Credit: Onyx Films/Bidibul Productions
by Joshua Minsoo Kim Film

Little Nicholas — Happy as Can Be — Amandine Fredon and Benhamin Massoubre

May 28, 2022

In an interview with The Independent, famed French cartoonist Jean-Jacques Sempé stated, “there are terrible things in the world but I am not sure that it is the cartoonist’s job to address them.” Such frankness is appreciated, and makes sense: his career has been filled with everyday depictions of people and places that can be described as cozy and pleasant. Those in the United States may primarily know him for the work he’s done for The New Yorker’s cover illustrations, but in France he’s the artist behind Le Petit Nicolas (Little Nicholas), a comic strip centered around the titular character’s childhood.
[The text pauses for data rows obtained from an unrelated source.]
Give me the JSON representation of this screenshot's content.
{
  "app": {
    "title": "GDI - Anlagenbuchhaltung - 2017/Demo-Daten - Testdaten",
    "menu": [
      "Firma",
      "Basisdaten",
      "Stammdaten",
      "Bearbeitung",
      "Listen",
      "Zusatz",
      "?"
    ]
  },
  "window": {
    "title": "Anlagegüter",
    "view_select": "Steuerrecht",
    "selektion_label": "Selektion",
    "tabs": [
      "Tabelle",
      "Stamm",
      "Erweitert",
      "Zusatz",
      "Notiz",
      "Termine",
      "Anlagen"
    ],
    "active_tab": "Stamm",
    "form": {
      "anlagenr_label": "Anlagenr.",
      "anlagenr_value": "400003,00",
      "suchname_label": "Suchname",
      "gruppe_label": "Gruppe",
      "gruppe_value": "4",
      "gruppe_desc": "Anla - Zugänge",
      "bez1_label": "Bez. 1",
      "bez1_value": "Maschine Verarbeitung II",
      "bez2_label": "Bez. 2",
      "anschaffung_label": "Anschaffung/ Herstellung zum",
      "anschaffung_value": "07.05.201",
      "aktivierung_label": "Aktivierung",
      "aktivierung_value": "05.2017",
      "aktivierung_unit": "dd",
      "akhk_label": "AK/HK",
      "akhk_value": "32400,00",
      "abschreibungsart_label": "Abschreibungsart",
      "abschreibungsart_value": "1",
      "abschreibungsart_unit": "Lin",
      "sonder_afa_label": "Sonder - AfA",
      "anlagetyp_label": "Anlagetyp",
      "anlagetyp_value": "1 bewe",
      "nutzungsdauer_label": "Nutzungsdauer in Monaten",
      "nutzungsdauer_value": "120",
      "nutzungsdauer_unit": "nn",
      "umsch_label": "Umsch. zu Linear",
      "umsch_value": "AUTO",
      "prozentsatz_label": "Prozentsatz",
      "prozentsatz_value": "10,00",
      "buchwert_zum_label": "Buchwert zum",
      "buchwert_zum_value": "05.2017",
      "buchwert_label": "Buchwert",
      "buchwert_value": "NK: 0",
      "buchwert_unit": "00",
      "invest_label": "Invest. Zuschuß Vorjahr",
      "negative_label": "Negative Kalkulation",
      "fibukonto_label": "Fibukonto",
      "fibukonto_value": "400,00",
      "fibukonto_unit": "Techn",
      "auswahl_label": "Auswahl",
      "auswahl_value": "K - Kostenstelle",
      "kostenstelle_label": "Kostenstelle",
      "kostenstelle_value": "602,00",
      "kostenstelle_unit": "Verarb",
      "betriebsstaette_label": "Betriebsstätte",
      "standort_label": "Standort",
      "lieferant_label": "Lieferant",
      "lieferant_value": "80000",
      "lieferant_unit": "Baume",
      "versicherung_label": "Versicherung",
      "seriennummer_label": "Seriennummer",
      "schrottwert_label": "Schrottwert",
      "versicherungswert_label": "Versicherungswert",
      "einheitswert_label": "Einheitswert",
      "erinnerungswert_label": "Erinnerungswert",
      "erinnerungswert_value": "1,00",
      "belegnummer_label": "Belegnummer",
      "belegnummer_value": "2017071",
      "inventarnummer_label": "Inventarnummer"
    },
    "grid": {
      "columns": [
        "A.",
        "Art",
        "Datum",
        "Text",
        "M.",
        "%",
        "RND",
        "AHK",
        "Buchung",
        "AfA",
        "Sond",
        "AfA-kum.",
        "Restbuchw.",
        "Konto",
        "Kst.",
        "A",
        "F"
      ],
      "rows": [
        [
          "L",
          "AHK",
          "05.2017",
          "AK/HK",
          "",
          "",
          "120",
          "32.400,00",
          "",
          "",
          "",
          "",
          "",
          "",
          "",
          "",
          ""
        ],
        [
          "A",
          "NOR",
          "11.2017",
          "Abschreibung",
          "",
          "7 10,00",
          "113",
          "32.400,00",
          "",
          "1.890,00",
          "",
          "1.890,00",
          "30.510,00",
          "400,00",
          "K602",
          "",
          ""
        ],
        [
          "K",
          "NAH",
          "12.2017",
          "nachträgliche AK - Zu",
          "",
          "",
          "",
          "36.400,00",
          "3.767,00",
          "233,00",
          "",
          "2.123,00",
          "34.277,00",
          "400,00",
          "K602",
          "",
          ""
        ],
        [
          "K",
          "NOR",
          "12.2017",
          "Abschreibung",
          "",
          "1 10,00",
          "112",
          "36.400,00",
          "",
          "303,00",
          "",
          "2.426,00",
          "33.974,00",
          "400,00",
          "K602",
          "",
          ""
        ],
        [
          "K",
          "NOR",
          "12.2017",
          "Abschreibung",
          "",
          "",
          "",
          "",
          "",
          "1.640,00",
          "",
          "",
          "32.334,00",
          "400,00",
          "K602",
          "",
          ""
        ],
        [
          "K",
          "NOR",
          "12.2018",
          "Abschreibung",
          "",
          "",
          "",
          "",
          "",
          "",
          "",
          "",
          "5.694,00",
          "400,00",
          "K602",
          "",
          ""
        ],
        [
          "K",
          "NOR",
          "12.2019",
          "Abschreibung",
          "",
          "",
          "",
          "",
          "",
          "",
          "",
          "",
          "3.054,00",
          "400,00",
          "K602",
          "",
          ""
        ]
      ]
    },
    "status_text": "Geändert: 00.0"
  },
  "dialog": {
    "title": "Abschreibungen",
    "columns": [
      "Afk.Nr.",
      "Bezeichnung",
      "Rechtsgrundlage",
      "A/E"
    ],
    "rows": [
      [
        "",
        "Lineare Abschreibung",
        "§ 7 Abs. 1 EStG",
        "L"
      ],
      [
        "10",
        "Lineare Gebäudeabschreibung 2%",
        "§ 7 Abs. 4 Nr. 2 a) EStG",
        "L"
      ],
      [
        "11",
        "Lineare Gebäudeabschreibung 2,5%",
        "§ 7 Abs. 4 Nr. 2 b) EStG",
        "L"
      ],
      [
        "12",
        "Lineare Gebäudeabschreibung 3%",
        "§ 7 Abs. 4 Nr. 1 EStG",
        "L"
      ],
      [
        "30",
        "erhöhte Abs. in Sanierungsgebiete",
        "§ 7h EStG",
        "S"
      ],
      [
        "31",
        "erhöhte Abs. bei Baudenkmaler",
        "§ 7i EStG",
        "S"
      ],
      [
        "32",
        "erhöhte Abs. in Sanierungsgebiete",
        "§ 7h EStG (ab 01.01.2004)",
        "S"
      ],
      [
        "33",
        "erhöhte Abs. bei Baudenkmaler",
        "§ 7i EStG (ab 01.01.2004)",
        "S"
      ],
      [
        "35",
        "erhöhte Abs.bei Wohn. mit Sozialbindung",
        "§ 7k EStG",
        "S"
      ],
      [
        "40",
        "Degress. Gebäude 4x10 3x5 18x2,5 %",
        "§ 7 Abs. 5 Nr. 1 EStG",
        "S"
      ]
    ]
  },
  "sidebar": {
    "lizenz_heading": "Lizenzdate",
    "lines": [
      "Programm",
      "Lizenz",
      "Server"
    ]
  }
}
Over the decades it’s become a graphic novel, a live-action film, and now an animated feature by Benjamin Massoubre & Amandine Fredon. Fredon is the daughter of René Goscinny, the writer and co-creator of Little Nicholas, and one can view Little Nicholas — Happy as Can Be as a tender love letter to her father’s life and work.

Much of Massoubre and Fredon’s film stays faithful to the source material, embodying the looseness, low-key humor, and amiable atmosphere of the comics. The film, however, constantly hovers in noncommittal modes: it largely wants to maintain carefree depictions of boyhood in 1950s France, but it refuses to be just like those original comics. At first, we watch as animated versions of Sempé (voiced by Laurent Lafitte) and Goscinny (Alain Chabat) discuss the creation of Nicholas himself. It all happens in the span of a few minutes: the two talk over red wine, decide on the boy’s name after reading it on the side of a bus, and the rest is history. Initially, it feels like we’re given charming if slight historical context, but we periodically watch as Nicholas talks with Sempé, adding a nostalgic tenor to the film that doubles as a meditation on what art means and does. At the film’s conclusion, we hear that Sempé & Fredon’s life will live on through Nicholas — an obvious point, but made a bit more potent given that Fredon died in 1977.

Musings such as these are sweet but far too explanatory. It makes sense that these things are clarified in direct terms since this is a film targeted at children, but the result is a muddying of the film’s goals. It’s certainly not trying to have the deeper pontifications on creator and creation as found in Jean-François Laguionie’s Le Tableau, but it also isn’t comfortable to simply be a filmic expression of the Little Nicholas comics, like Winnie the Pooh (2011) or Ernest & Celestine. This tug of war makes the film’s varying, sometimes unrelated stories feel more disjointed than they should, as if they should have more of a structure à la Isao Takahata’s My Neighbors the Yamadas. The end result, then, is wistful longing about wistful longing — Little Nicholas was, in some ways, about an idealized life that its creators wished they and others could’ve had (during one sequence, we’re told about the Nazi occupation of Paris and how it impacted Goscinny’s life). The film separates the Little Nicholas parts from those featuring Sempé — there’s splotchy watercolor in the former — but it really wants to communicate the interconnectedness of all this. This contrast between an idealized vision of boyhood with real life only results in a feeling of being constantly interrupted. Little Nicholas — Happy as Can Be’s biggest fault is that it’s never as purely pleasurable as the material it draws from.

Published as part of Cannes Film Festival 2022 — Dispatch 5.